Amid much excitement in 2016, astronomers revealed the discovery of an Earth-sized planet around the star closest to our Sun, Proxima Centauri. This exoplanet, just 4.2 light years from Earth, was close enough to its red dwarf star that water might well exist on its surface.
Alas, now we know that life probably does not live on the planet, at least not on the surface.
In an unpublished paper that describes their use of a model for interactions between the flares and a planetary atmosphere, the astronomers suggest such extreme solar activity would reduce the ozone of an Earth-like atmosphere by 90 percent within just five years, with complete depletion occurring within a few hundred thousand years. This means that ultraviolet light observed in the recent superflare reached the surface with 100 times the intensity needed to kill even microbic life that is resistant to UV light.

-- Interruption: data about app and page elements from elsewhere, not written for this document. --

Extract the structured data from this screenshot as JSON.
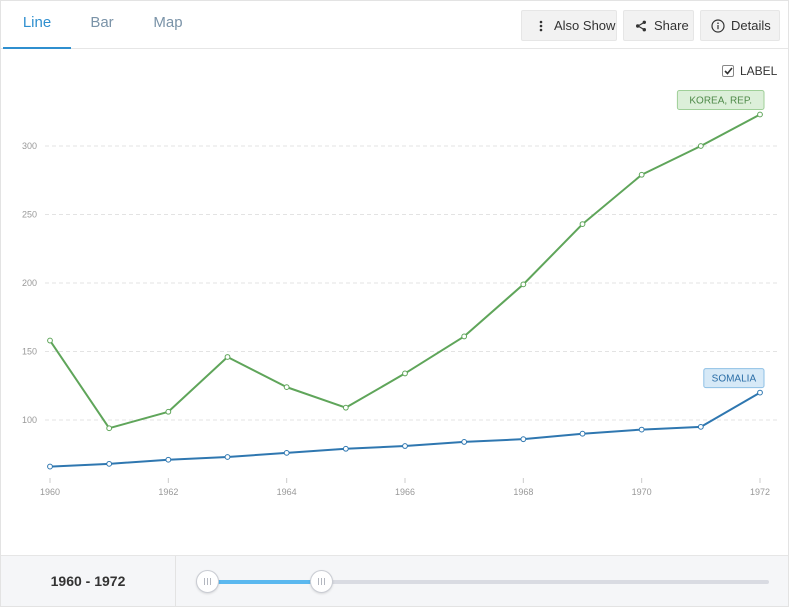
{
  "tabs": [
    {
      "label": "Line",
      "active": true
    },
    {
      "label": "Bar",
      "active": false
    },
    {
      "label": "Map",
      "active": false
    }
  ],
  "toolbar": {
    "also_show_label": "Also Show",
    "share_label": "Share",
    "details_label": "Details"
  },
  "label_toggle": {
    "label": "LABEL",
    "checked": true
  },
  "chart_data": {
    "type": "line",
    "x": [
      1960,
      1961,
      1962,
      1963,
      1964,
      1965,
      1966,
      1967,
      1968,
      1969,
      1970,
      1971,
      1972
    ],
    "x_tick_labels": [
      "1960",
      "1962",
      "1964",
      "1966",
      "1968",
      "1970",
      "1972"
    ],
    "y_tick_labels": [
      "100",
      "150",
      "200",
      "250",
      "300"
    ],
    "ylim": [
      45,
      345
    ],
    "grid": true,
    "series": [
      {
        "name": "KOREA, REP.",
        "color": "#5fa55a",
        "label_bg": "#dcefd9",
        "label_border": "#9fcf98",
        "label_text": "#4f8a49",
        "values": [
          158,
          94,
          106,
          146,
          124,
          109,
          134,
          161,
          199,
          243,
          279,
          300,
          323
        ]
      },
      {
        "name": "SOMALIA",
        "color": "#2f77b0",
        "label_bg": "#d6e9f7",
        "label_border": "#8ec0e5",
        "label_text": "#2b6ea7",
        "values": [
          66,
          68,
          71,
          73,
          76,
          79,
          81,
          84,
          86,
          90,
          93,
          95,
          120
        ]
      }
    ]
  },
  "footer": {
    "range_label": "1960 - 1972",
    "slider_start": 1960,
    "slider_end": 1972,
    "slider_fill_fraction": 0.2
  }
}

“Recent results have suggested that some more complex life such as lichens evolved for extreme environments and with adaptations such as UV-screening pigments may survive these radiation levels,” the astronomers write in a journal article preprint. “This suggests that life on Proxima b will have to undergo complex adaptations to survive, even if the planetary atmosphere survives the long-term impact of the stellar activity.”
That’s too bad, because Proxima b has some intriguing characteristics. The planet is probably rocky, rather than a gas giant, and tidally locked to its star, meaning one side is always sunny, while the other is perpetually gloomy. Therefore, if the planet does have an atmosphere, the surface temperature may vary from +30 degrees Celsius on the light side to -30 degrees Celsius on the dark side. This would allow water, if the planet has any, to exist on the surface of the world as a liquid at some locations.